School leaders can implement all of the shiny, time-tested, research-based interventions they want, but none of those efforts will make a bit of difference to a student who is never actually in the classroom.
The effects of chronic absenteeism are pretty well known to educators. Buta new study that explores the effectiveness of an aggressive New York City effort to get kids back in the classroom shows just how big of a difference attendance makes in academic achievement and student discipline. Calling New York’s interagency efforts a model for other cities, the study by the Everyone Graduates Center at the Johns Hopkins University school of education also found that some of the simplest strategies, like mentoring and evaluating attendance data, can make the biggest difference.
Nationally, many schools do a poor job of tracking chronic student absences, which is surprising because of their obvious impact on classroom performance. Many schools may not realize the extent of the problem because high rates of average daily attendance, the most common measure, often mask small groups of students who are missing repeated days for social, behavioral or family reasons, the study said.
The extent of chronic absenteeism and its impacts, particularly in communities that educate large numbers of low‐income students, are so great that educators and policymakers cannot truly understand achievement and graduation gaps or evaluate the effectiveness of efforts to close them without factoring in the role of chronic absenteeism. This is because far too often the very students we are trying to help are not in school regularly enough to adequately receive the intervention being implemented and measured. Moreover, there is also clear evidence that, especially during early and mid‐adolescence, chronically absent students are more likely to end up in the juvenile justice system."
The study measured the effects of the work of New York Mayor Michael Bloomberg’s Interagency Task Force on Truancy, Chronic Absenteeism & School Engagement between 2010 and 2013. That group “connected dots” between district leaders and community organizations to help drive down numbers of students who were chronically absent, defined as missing 10 percent of class days, or more than 20 days in an academic year.
Tested schools collected more nuanced attendance data related to the attendance patterns of individual students. That data was used to flag students at risk of chronic absenteeism, and it was incorporated into progress reports and accountability metrics used to measure the overall success of a school.
Strategies the group employed to boost class time included mentoring; connecting students to community resources to aid them with social problems that may contribute to absences, like poverty and health; making “rapid responses” to every absence, usually a phone call home, to show students school leaders were paying attention; providing gift cards to places like Starbucks as incentives for improved attendance; and staging a citywide awareness campaign that included advertisements and wake-up calls recorded by celebrities and role models to about 30,000 students. Celebrities included Magic Johnson, Yankees players, and John Legend. (Sadly, Beyoncé is not among them.)
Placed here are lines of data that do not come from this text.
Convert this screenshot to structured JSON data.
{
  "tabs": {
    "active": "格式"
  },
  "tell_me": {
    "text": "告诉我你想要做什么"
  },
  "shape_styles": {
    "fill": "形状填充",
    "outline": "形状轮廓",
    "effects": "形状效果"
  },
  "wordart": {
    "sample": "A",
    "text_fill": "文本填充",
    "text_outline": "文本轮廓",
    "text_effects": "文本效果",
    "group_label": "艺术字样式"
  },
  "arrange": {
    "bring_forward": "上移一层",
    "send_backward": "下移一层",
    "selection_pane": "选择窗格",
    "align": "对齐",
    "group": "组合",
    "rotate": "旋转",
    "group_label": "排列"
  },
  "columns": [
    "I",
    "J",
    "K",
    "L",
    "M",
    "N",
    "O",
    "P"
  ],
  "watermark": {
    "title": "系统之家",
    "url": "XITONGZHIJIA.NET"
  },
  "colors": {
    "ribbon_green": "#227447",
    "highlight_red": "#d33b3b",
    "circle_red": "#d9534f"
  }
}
Those strategies were piloted in 25 schools the first year, 50 schools in year two, and 100 schools with over 60,000 students in year three. Pilot schools were matched with comparison schools to test the effectiveness of strategies. The key elements of those strategies are being rolled out to schools beyond the pilot this year.
And those schools were fertile ground for testing new strategies. In the 2012-13 pilot schools and in demographically similar schools set aside for comparison, 40 percent of chronically absent students had been considered chronically absent for at least four consecutive academic years, missing an average of 194 days of school (the equivalent of an entire school year!) between the 2009-10 and 2012-13 school years, the study said.
Researchers found students with mentors showed the biggest attendance gains, gaining an average of about two weeks of class days over the year researchers measured their baseline attendance levels. Students in poverty, a high risk group for absences, were 15 percent less likely to be chronically absent at tested schools than at control group schools, the study found, and students in temporary shelters were 31 percent less likely to miss class than their peers who did not receive the interventions.
And improved attendance also led to improved grades, the study found:
Students who become chronically absent see declines in average GPA (from 72% to 67%, dropping from a C to a D) while those who exit chronic absenteeism see improvement (from 72% to 73%), a statistically significant difference given that these are cumulative GPAs which are harder to move. GPAs of students who continue to not be chronically absent continue to improve in the second year after exiting chronic absenteeism."
The report is packed with all kinds of other data and well worth a read for those interested in the impacts of attendance issues and the effects of collaborative interventions.
Researchers point to strengths of the New York effort they say could be modeled in other school systems: strong use and sharing of data; Bloomberg’s leadership, which made the issue a priority for all involved; and cooperation between public and private groups.
Any measure of success in a school system the size of New York is worth studying. It would be interesting to see similar strategies employed in a smaller school system. More information about New York’s efforts is available on this website. And maybe other cities could recruit some new celebrities for their wake-up calls. (Did I mention Beyoncé?)
Photo: An advertisement created by the Ad Council to promote school attendance in New York City.
A version of this news article first appeared in the Rules for Engagement blog.